Shannon Brobst, ’15
On March 1, sequestration will take place if the Democrats and Republicans do not come to an agreement. According to the article “Hard Budget Realities as Agencies Prepare to Detail Reductions” by Jonathan Weisman from the New York Times, sequestration will cut about $85 billion dollars from the federal government’s expenditures. The sequester trims the budget by $11 billion, while only slightly affecting entitlement spending. Most of the cuts will affect discretionary spending. It leaves over $70 billion in cuts to affect military, education, and many other programs. The cuts will not affect Medicaid or Social Security.
The sequester was designed to cut back the budget and cut sectors that both Republicans and Democrats care about in order to encourage bipartisanship. Democrats do not want budgets for entitlement programs to be cut, while Republicans do not want defense spending to be cut.
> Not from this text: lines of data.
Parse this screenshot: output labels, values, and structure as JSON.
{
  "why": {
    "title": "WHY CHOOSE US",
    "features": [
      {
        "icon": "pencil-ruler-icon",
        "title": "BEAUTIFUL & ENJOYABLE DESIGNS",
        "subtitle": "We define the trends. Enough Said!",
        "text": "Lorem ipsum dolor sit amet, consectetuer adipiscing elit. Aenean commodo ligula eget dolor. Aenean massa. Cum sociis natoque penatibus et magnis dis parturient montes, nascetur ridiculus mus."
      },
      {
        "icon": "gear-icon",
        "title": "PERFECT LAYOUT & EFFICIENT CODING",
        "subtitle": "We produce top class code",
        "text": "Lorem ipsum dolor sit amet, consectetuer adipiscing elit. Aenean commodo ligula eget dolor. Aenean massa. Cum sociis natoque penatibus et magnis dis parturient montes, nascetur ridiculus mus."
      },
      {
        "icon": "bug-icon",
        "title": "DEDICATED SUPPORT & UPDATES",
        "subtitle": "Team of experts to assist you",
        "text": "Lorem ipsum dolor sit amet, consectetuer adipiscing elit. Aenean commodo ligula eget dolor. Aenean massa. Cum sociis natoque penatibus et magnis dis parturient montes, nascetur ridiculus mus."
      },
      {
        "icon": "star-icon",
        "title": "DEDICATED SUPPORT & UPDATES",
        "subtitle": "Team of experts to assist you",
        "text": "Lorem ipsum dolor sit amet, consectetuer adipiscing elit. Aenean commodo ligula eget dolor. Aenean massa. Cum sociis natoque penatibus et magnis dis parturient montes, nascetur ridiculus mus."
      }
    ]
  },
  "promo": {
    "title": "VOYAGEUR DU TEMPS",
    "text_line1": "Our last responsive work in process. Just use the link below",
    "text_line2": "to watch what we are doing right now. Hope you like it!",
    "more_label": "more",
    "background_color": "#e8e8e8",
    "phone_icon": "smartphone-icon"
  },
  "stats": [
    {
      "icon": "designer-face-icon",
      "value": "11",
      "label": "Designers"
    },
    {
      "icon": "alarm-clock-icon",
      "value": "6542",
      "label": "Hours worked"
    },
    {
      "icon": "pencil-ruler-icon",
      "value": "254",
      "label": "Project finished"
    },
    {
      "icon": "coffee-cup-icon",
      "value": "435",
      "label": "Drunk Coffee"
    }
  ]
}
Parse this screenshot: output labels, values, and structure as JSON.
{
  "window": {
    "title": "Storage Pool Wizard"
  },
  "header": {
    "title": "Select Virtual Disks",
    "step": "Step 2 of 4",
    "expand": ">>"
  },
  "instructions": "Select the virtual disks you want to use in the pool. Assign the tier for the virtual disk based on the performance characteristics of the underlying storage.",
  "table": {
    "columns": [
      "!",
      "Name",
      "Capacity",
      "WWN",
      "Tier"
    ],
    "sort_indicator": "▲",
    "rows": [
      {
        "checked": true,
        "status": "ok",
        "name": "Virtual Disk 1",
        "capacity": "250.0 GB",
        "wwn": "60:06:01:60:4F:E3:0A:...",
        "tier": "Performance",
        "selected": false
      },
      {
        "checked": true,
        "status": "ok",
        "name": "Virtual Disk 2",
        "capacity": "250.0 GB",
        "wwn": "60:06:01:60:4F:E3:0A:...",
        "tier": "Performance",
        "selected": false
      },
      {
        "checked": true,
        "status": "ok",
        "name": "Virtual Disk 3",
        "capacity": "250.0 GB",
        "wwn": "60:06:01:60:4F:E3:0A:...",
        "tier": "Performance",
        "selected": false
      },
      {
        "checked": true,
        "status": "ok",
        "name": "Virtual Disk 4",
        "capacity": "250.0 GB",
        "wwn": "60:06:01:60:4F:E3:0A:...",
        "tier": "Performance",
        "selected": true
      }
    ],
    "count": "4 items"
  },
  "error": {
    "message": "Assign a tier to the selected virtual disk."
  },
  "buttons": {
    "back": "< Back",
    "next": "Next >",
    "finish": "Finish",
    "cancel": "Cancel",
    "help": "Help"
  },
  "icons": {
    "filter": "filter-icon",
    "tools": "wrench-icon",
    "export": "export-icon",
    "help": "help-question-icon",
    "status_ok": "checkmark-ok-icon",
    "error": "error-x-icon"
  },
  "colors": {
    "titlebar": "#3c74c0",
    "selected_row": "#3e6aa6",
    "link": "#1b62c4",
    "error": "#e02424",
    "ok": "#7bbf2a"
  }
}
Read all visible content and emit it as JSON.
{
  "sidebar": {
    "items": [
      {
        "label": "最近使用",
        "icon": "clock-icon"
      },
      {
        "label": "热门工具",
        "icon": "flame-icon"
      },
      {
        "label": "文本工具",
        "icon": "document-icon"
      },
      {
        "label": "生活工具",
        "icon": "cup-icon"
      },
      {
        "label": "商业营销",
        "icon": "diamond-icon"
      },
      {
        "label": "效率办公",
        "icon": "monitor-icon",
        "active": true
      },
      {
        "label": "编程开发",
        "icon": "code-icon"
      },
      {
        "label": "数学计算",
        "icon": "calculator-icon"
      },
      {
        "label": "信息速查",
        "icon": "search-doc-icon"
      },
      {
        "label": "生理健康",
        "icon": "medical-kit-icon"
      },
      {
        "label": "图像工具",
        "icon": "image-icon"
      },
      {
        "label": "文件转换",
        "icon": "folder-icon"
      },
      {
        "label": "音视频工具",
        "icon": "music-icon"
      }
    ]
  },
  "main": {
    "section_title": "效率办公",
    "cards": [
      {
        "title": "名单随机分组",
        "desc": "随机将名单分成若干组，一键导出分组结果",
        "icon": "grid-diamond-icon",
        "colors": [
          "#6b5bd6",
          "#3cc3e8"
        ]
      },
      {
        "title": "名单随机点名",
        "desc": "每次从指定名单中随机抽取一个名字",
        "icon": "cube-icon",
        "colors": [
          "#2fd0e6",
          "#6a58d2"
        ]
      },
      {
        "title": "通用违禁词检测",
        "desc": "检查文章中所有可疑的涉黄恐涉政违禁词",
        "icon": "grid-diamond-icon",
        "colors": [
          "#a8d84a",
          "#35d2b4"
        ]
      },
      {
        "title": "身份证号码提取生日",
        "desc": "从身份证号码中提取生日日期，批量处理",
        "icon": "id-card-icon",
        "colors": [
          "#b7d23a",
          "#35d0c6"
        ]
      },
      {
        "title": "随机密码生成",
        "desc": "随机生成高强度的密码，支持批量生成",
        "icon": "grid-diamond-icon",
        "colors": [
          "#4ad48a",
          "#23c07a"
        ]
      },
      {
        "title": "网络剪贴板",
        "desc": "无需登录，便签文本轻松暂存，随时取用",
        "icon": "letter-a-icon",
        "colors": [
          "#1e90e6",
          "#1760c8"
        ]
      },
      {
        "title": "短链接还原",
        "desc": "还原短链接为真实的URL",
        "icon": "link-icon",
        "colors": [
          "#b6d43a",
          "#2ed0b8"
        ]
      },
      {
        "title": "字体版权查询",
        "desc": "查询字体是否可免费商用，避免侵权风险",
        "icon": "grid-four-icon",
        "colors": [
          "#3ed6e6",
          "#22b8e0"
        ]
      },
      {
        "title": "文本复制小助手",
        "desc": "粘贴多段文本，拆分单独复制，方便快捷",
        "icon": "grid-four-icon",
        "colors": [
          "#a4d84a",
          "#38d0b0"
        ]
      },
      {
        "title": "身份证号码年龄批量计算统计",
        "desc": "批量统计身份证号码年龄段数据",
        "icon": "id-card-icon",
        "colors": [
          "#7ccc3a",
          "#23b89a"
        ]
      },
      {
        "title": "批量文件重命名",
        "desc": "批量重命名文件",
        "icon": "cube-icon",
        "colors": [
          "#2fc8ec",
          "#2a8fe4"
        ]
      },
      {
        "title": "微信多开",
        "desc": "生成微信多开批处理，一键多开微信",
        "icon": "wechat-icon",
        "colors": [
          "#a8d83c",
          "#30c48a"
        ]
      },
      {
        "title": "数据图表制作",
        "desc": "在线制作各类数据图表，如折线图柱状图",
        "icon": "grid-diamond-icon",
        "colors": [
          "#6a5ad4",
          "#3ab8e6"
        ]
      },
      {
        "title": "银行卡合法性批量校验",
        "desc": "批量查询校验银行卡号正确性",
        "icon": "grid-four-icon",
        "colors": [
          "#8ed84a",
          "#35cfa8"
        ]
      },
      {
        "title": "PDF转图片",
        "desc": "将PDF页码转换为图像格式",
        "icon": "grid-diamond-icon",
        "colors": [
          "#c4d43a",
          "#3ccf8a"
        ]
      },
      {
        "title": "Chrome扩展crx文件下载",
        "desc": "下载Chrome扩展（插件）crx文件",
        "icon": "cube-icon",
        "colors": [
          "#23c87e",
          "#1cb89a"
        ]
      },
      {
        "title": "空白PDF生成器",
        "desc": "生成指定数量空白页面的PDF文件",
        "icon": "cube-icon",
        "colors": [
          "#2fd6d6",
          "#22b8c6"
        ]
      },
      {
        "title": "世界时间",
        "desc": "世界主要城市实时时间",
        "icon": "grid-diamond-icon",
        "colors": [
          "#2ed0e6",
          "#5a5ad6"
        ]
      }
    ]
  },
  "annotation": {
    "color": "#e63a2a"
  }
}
Therefore, both parties need to work together and compromise to get a bill passed. Neither party really wants the sequester to take place because both sides believe there are better ways to decrease the budget deficit. The problem is that the Democrats control the Senate while the Republicans control the House. The partisan nature of Congress has resulted in a stalemate, as the House of Representatives and the Senate have each voted along party lines to reject the other’s proposals. Congress would have to enact a bill that decreases the deficit by $85 billion before March 1 if the sequester is to be avoided. However, things look grim in terms of bipartisanship. At this point, there is more arguing and finger-pointing than compromise happening.
The parties do not want to take responsibility for sequestration because of the possible recoil to the United States economy. Weisman gives examples that unemployment benefits would be reduced, and the sequester will lead to government layoffs. The economy is already fragile and the cuts could hurt any recovery. In Aamer Madhani’s USA Today article, “GOP, White House trade barbs on Sequester” Transportation Secretary and former Republican congressman Ray LaHood says “Republicans need to step up here.” President Obama has proposed a bill including both spending cuts and higher taxes, demonstrating a compromise on cuts in spending. Democrats argue that this way the taxes would pay for the higher spending and the economy would not be affected by it as much.
According to the article “Chart of the Week: Sequestration Cuts 2.4 Percent out of Total Spending” by Elliot Gaiser from The Foundry, the $85 billion budget reduction is only a 2.4% decrease in spending. The government currently spends over $3.6 trillion. Furthermore, the sequestration hardly affects entitlements, the largest component of federal spending. Most of the cuts fall on defense. In conclusion, there should not be huge repercussions due to the sequestration taking effect.
In addition, President Obama wants to increase taxes instead of cutting spending. Gaiser explains “Washington has a spending problem not a revenue problem.” Due to the fiscal cliff scare, taxes were just increased, and the Democrats want to now increase them again. The Republicans are not budging on the issue of taxes, they would rather see defense cuts take place than taxes raised. Furthermore, higher taxes would hurt the economy more than the budget cuts because it decreases investment and decreases spending, which overall lowers real GDP. Gaiser explains that it is not the Republicans who are not compromising, but the Democrats, over their spending concerns.
Overall, no one in Washington wants the sequester to take effect. Yet there has not been any compromise, so it looks like on March 1 there will be an $85 billion budget cut in mainly discretionary spending.